* [Exercise instructions]:
Copy out every line from the records that includes "JSON".

* [Material provided]:
+--

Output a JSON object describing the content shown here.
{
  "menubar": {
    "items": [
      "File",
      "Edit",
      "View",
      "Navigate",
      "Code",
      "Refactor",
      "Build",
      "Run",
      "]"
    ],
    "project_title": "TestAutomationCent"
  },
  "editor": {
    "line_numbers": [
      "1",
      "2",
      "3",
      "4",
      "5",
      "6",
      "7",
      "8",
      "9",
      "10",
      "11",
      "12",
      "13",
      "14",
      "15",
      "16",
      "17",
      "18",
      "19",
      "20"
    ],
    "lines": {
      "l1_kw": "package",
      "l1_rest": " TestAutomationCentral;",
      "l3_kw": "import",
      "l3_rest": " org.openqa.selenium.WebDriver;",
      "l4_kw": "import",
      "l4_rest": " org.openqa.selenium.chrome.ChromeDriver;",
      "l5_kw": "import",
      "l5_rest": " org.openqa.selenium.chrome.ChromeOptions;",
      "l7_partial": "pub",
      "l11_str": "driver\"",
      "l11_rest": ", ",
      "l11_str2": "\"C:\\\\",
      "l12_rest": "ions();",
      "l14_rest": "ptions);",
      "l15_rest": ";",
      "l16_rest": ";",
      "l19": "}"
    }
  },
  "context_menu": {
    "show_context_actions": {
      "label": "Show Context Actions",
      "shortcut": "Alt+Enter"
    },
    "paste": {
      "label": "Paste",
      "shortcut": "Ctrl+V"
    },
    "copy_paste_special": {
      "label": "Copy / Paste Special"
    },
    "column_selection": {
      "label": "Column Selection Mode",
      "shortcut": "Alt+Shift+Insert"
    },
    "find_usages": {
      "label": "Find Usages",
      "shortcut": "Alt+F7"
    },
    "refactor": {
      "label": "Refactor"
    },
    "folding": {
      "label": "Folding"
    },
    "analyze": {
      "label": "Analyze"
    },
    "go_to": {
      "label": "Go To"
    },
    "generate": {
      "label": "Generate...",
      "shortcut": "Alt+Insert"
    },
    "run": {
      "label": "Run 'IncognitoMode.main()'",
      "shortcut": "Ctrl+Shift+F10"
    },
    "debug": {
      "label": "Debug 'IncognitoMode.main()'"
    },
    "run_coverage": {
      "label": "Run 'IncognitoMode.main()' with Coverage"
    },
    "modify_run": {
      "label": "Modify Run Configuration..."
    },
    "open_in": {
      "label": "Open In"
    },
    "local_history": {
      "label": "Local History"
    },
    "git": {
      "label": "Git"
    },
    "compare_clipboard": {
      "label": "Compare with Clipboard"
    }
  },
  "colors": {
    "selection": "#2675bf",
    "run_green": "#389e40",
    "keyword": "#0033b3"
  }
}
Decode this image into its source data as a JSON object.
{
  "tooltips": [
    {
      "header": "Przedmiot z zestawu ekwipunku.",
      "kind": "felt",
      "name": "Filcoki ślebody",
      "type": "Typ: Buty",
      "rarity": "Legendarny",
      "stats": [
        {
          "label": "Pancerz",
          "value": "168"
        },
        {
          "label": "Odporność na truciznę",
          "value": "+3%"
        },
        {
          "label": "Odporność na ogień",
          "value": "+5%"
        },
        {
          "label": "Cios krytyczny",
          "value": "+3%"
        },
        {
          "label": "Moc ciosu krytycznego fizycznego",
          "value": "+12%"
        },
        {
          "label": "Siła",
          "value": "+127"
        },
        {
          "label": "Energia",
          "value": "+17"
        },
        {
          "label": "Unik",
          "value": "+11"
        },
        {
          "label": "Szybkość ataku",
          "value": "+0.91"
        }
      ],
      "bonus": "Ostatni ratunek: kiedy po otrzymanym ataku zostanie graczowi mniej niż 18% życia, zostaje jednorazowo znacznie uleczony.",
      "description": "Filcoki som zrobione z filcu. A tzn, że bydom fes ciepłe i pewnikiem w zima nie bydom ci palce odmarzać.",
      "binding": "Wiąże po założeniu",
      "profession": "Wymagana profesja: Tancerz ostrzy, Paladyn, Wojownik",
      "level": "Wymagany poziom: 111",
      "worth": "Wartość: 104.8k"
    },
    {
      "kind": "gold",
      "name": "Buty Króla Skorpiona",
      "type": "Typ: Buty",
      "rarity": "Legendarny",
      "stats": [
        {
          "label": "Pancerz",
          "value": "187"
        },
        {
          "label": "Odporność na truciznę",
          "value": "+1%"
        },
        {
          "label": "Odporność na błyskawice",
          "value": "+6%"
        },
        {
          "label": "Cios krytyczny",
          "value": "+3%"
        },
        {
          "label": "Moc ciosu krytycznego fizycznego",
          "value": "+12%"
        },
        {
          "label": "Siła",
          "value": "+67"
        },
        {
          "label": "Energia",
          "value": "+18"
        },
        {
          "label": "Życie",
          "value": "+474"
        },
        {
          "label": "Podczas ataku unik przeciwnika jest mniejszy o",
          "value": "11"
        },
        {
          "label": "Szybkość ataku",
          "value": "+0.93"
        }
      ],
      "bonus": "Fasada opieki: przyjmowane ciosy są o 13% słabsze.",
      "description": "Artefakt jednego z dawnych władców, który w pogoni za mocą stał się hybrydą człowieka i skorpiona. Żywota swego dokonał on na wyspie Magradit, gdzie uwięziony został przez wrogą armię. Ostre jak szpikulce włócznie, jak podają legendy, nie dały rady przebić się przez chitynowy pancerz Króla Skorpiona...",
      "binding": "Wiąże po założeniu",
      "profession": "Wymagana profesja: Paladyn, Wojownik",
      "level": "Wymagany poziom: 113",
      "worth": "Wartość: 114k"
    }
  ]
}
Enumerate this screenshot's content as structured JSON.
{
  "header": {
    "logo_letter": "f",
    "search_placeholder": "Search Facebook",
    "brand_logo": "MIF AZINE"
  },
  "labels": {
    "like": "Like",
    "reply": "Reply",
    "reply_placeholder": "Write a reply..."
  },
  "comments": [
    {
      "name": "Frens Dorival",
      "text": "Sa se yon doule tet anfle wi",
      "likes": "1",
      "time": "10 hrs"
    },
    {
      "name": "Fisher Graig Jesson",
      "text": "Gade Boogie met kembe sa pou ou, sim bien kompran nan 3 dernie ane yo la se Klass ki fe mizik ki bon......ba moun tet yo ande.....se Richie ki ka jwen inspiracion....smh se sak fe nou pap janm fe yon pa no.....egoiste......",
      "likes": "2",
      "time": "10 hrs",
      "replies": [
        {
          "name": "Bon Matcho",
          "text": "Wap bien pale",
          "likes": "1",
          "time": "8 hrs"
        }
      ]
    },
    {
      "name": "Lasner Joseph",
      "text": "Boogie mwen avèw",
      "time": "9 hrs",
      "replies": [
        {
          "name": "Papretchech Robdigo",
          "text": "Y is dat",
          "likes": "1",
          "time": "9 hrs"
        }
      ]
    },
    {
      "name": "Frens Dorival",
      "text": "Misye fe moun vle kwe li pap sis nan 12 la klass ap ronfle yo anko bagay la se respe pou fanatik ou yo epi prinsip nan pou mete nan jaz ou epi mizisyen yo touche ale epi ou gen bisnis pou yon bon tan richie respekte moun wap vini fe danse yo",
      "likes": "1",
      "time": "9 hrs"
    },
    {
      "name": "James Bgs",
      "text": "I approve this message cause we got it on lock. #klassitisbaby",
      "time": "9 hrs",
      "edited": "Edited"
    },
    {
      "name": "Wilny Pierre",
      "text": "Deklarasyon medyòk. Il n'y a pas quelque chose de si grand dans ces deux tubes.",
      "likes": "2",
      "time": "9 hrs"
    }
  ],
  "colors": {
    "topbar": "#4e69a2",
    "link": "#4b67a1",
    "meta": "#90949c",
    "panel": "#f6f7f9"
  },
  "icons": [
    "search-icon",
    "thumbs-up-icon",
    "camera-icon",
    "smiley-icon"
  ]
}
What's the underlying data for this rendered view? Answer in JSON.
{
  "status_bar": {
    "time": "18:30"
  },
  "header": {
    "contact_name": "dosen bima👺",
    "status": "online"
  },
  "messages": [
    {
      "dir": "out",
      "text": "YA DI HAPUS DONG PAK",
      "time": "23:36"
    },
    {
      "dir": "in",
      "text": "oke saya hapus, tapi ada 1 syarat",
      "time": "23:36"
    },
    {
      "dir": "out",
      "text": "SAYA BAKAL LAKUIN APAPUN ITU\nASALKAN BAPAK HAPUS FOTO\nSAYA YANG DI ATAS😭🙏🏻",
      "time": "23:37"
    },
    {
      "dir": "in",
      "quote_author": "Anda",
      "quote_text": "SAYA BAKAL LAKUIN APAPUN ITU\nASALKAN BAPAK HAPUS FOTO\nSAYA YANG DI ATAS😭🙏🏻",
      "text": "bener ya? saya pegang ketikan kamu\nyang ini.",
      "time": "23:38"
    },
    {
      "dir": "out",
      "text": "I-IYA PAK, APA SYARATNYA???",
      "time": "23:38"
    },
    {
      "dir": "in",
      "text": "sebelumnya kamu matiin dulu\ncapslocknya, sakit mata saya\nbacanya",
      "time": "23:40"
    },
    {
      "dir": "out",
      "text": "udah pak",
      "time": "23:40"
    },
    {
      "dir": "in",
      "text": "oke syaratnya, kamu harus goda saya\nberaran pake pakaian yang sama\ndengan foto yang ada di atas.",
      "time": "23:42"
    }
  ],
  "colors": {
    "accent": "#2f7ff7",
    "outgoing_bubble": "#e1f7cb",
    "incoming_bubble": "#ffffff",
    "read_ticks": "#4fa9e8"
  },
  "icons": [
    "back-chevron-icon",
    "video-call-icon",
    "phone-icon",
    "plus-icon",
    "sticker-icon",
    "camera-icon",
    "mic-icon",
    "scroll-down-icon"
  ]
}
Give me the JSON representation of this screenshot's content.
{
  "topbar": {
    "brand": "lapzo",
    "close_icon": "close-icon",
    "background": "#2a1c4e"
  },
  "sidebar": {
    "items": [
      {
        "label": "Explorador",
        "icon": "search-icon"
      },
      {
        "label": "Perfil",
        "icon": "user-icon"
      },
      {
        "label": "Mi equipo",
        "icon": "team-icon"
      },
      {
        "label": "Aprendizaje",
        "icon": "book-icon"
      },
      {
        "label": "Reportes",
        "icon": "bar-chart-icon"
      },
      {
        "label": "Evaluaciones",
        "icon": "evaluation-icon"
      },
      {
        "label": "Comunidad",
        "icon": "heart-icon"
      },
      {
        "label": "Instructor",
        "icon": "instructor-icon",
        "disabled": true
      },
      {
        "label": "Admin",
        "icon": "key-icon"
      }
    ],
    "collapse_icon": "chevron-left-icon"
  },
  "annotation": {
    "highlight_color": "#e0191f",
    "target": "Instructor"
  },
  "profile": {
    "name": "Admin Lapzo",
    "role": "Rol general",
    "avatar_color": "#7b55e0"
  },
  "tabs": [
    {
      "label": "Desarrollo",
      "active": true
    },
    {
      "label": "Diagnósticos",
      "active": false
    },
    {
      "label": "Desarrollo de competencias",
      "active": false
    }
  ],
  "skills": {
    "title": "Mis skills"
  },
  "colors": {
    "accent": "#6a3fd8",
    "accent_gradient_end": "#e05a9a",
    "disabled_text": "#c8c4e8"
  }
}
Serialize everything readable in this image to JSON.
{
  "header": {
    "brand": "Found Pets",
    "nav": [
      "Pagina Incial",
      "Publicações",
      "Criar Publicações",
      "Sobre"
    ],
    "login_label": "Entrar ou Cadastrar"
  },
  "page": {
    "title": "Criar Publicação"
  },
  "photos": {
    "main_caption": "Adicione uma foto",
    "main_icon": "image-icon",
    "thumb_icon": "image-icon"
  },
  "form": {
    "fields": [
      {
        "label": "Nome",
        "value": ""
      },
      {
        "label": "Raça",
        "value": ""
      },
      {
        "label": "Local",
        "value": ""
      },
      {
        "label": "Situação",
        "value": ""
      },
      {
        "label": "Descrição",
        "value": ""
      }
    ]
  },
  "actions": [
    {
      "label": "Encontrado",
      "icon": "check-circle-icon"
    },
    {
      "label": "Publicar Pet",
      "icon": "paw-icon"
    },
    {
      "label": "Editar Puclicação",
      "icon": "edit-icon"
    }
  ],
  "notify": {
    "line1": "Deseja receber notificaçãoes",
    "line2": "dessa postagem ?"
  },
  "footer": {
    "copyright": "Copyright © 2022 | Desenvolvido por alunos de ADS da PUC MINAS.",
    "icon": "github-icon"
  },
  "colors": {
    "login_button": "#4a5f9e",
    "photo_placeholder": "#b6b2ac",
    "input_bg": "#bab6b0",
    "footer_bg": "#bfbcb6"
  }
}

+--

* [Result]:
Output a JSON object describing the content shown here.
Decode this image into its source data as a JSON object.
Enumerate this screenshot's content as structured JSON.
What's the underlying data for this rendered view? Answer in JSON.
Give me the JSON representation of this screenshot's content.
Serialize everything readable in this image to JSON.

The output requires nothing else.